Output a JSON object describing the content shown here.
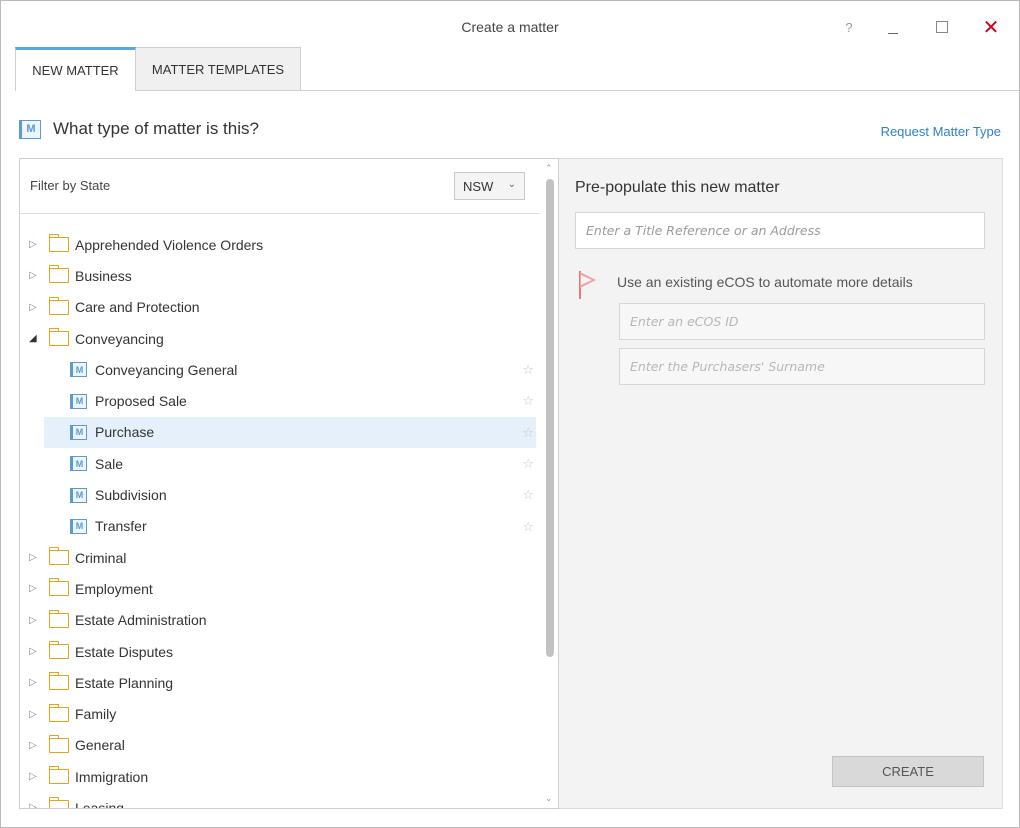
{
  "window": {
    "title": "Create a matter",
    "help_label": "?",
    "close_label": "✕"
  },
  "tabs": [
    {
      "label": "NEW MATTER",
      "active": true
    },
    {
      "label": "MATTER TEMPLATES",
      "active": false
    }
  ],
  "header": {
    "question": "What type of matter is this?",
    "request_link": "Request Matter Type",
    "matter_icon_letter": "M"
  },
  "filter": {
    "label": "Filter by State",
    "selected_state": "NSW"
  },
  "tree": {
    "categories": [
      "Apprehended Violence Orders",
      "Business",
      "Care and Protection",
      "Conveyancing",
      "Criminal",
      "Employment",
      "Estate Administration",
      "Estate Disputes",
      "Estate Planning",
      "Family",
      "General",
      "Immigration",
      "Leasing"
    ],
    "expanded_category": "Conveyancing",
    "conveyancing_children": [
      "Conveyancing General",
      "Proposed Sale",
      "Purchase",
      "Sale",
      "Subdivision",
      "Transfer"
    ],
    "selected_child": "Purchase"
  },
  "prepopulate": {
    "title": "Pre-populate this new matter",
    "title_ref_placeholder": "Enter a Title Reference or an Address",
    "ecos_label": "Use an existing eCOS to automate more details",
    "ecos_id_placeholder": "Enter an eCOS ID",
    "surname_placeholder": "Enter the Purchasers' Surname",
    "create_label": "CREATE"
  },
  "colors": {
    "accent": "#2f80c8",
    "folder": "#e8a316",
    "selected_row": "#e5f0fb",
    "close": "#d0021b"
  }
}
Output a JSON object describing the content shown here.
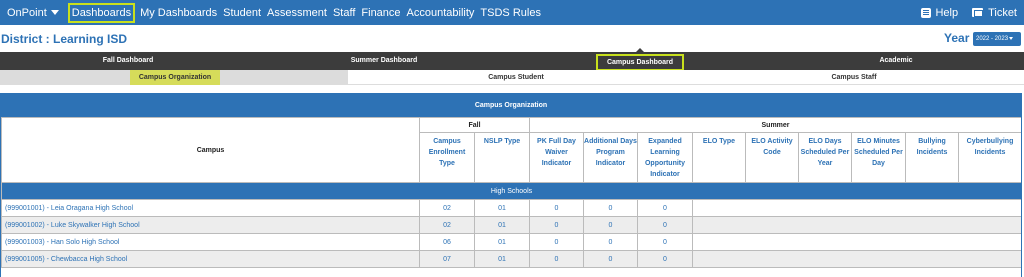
{
  "topnav": {
    "brand": "OnPoint",
    "items": [
      "Dashboards",
      "My Dashboards",
      "Student",
      "Assessment",
      "Staff",
      "Finance",
      "Accountability",
      "TSDS Rules"
    ],
    "help": "Help",
    "ticket": "Ticket"
  },
  "district": {
    "title": "District : Learning ISD"
  },
  "year": {
    "label": "Year",
    "selected": "2022 - 2023"
  },
  "tabs": [
    "Fall Dashboard",
    "Summer Dashboard",
    "Campus Dashboard",
    "Academic"
  ],
  "subtabs": [
    "Campus Organization",
    "Campus Student",
    "Campus Staff"
  ],
  "table": {
    "title": "Campus Organization",
    "groups": {
      "campus": "Campus",
      "fall": "Fall",
      "summer": "Summer"
    },
    "columns": [
      "Campus Enrollment Type",
      "NSLP Type",
      "PK Full Day Waiver Indicator",
      "Additional Days Program Indicator",
      "Expanded Learning Opportunity Indicator",
      "ELO Type",
      "ELO Activity Code",
      "ELO Days Scheduled Per Year",
      "ELO Minutes Scheduled Per Day",
      "Bullying Incidents",
      "Cyberbullying Incidents"
    ],
    "section": "High Schools",
    "rows": [
      {
        "campus": "(999001001) - Leia Oragana High School",
        "enroll": "02",
        "nslp": "01",
        "pk": "0",
        "add": "0",
        "elo": "0"
      },
      {
        "campus": "(999001002) - Luke Skywalker High School",
        "enroll": "02",
        "nslp": "01",
        "pk": "0",
        "add": "0",
        "elo": "0"
      },
      {
        "campus": "(999001003) - Han Solo High School",
        "enroll": "06",
        "nslp": "01",
        "pk": "0",
        "add": "0",
        "elo": "0"
      },
      {
        "campus": "(999001005) - Chewbacca High School",
        "enroll": "07",
        "nslp": "01",
        "pk": "0",
        "add": "0",
        "elo": "0"
      }
    ]
  },
  "colors": {
    "primary": "#2d72b5",
    "highlight": "#c8e01d",
    "tabbar": "#3c3c3c"
  },
  "icons": {
    "brand_caret": "caret-down-icon",
    "help": "help-book-icon",
    "ticket": "ticket-icon"
  }
}
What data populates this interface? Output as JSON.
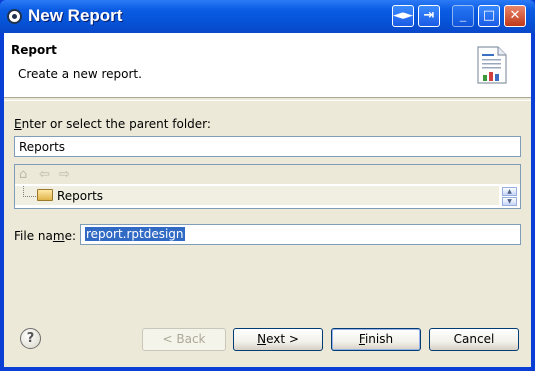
{
  "window": {
    "title": "New Report"
  },
  "title_buttons": [
    "◄►",
    "⇥",
    "_",
    "□",
    "✕"
  ],
  "header": {
    "title": "Report",
    "description": "Create a new report."
  },
  "folder": {
    "label_prefix": "E",
    "label_rest": "nter or select the parent folder:",
    "value": "Reports"
  },
  "tree": {
    "items": [
      {
        "label": "Reports"
      }
    ]
  },
  "file": {
    "label_prefix": "File na",
    "label_mnemonic": "m",
    "label_suffix": "e:",
    "value": "report.rptdesign"
  },
  "buttons": {
    "back": "< Back",
    "next_mnemonic": "N",
    "next_rest": "ext >",
    "finish_mnemonic": "F",
    "finish_rest": "inish",
    "cancel": "Cancel"
  },
  "icons": {
    "help": "?",
    "home": "⌂",
    "back_arrow": "⇦",
    "forward_arrow": "⇨"
  }
}
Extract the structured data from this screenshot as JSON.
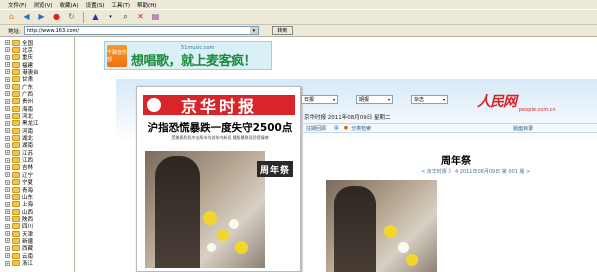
{
  "menu": [
    "文件(F)",
    "浏览(V)",
    "收藏(A)",
    "设置(S)",
    "工具(T)",
    "帮助(H)"
  ],
  "address": {
    "label": "地址:",
    "value": "http://www.163.com/",
    "go_label": "转到"
  },
  "sidebar": {
    "items": [
      "全国",
      "北京",
      "重庆",
      "福建",
      "港澳台",
      "甘肃",
      "广东",
      "广西",
      "贵州",
      "海南",
      "河北",
      "黑龙江",
      "河南",
      "湖北",
      "湖南",
      "江苏",
      "江西",
      "吉林",
      "辽宁",
      "宁夏",
      "青海",
      "山东",
      "上海",
      "山西",
      "陕西",
      "四川",
      "天津",
      "新疆",
      "西藏",
      "云南",
      "浙江"
    ]
  },
  "banner": {
    "logo_text": "千聊音乐部",
    "site": "51music.com",
    "slogan": "想唱歌，就上麦客疯！"
  },
  "newspaper": {
    "masthead": "京华时报",
    "headline": "沪指恐慌暴跌一度失守2500点",
    "subhead": "受美债危机冲击两市均创年内新低   穗股暴跌现恐慌情绪",
    "stamp": "周年祭"
  },
  "portal": {
    "selects": [
      "日报",
      "期报",
      "杂志"
    ],
    "brand": "人民网",
    "brand_url": "people.com.cn",
    "dateline": "京华时报 2011年08月09日 星期二",
    "tools": {
      "back": "往期回顾",
      "share": "分类检索",
      "catalog": "版面目录"
    },
    "article_title": "周年祭",
    "pager": "< 京华时报 》 4  2011年08月09日  第 001 版 >"
  }
}
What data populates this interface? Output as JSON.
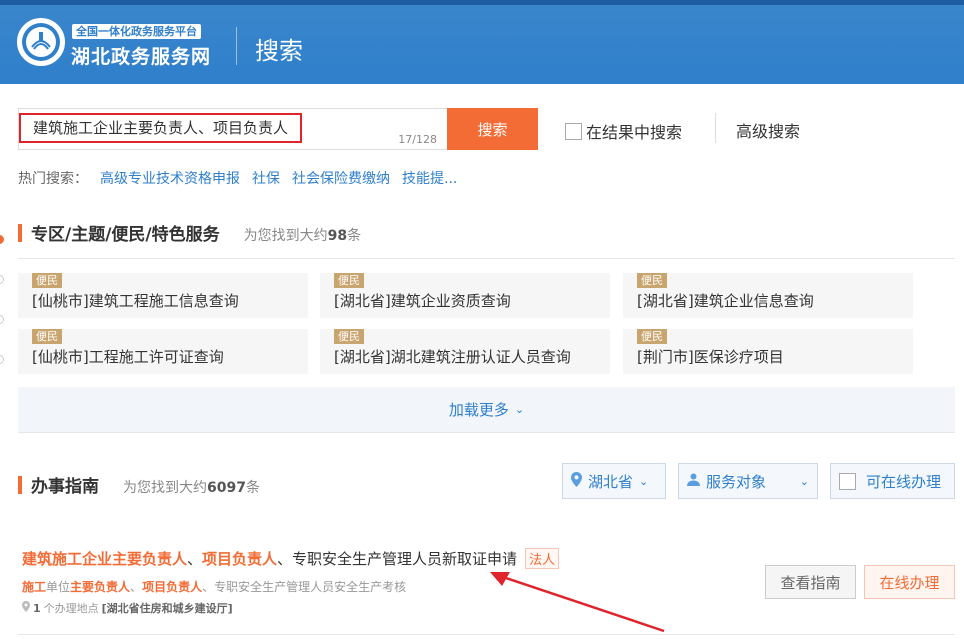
{
  "header": {
    "platform_label": "全国一体化政务服务平台",
    "site_name": "湖北政务服务网",
    "page_title": "搜索"
  },
  "search": {
    "value": "建筑施工企业主要负责人、项目负责人",
    "count": "17/128",
    "button_label": "搜索",
    "in_result_label": "在结果中搜索",
    "advanced_label": "高级搜索"
  },
  "hot": {
    "label": "热门搜索：",
    "items": [
      "高级专业技术资格申报",
      "社保",
      "社会保险费缴纳",
      "技能提..."
    ]
  },
  "services": {
    "title": "专区/主题/便民/特色服务",
    "count_prefix": "为您找到大约",
    "count": "98",
    "count_suffix": "条",
    "cards": [
      {
        "badge": "便民",
        "title": "[仙桃市]建筑工程施工信息查询"
      },
      {
        "badge": "便民",
        "title": "[湖北省]建筑企业资质查询"
      },
      {
        "badge": "便民",
        "title": "[湖北省]建筑企业信息查询"
      },
      {
        "badge": "便民",
        "title": "[仙桃市]工程施工许可证查询"
      },
      {
        "badge": "便民",
        "title": "[湖北省]湖北建筑注册认证人员查询"
      },
      {
        "badge": "便民",
        "title": "[荆门市]医保诊疗项目"
      }
    ],
    "load_more": "加载更多"
  },
  "guide": {
    "title": "办事指南",
    "count_prefix": "为您找到大约",
    "count": "6097",
    "count_suffix": "条",
    "filters": {
      "region": "湖北省",
      "audience": "服务对象",
      "online_label": "可在线办理"
    }
  },
  "result": {
    "title_hl1": "建筑施工企业主要负责人",
    "title_sep1": "、",
    "title_hl2": "项目负责人",
    "title_rest": "、专职安全生产管理人员新取证申请",
    "tag": "法人",
    "sub_hl1": "施工",
    "sub_t1": "单位",
    "sub_hl2": "主要负责人",
    "sub_t2": "、",
    "sub_hl3": "项目负责人",
    "sub_t3": "、专职安全生产管理人员安全生产考核",
    "loc_count": "1",
    "loc_text": "个办理地点",
    "loc_org": "[湖北省住房和城乡建设厅]",
    "btn_guide": "查看指南",
    "btn_online": "在线办理"
  },
  "colors": {
    "brand_blue": "#2f7fcb",
    "accent_orange": "#f36c36",
    "highlight_red": "#e0242b"
  }
}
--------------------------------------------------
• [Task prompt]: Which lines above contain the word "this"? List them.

• [Finished task]:
    "question": "What type of matter is this?",
    "title": "Pre-populate this new matter",
What data populates this interface? Output as JSON.
Extract the structured data from this screenshot as JSON.
What data populates this interface? Output as JSON.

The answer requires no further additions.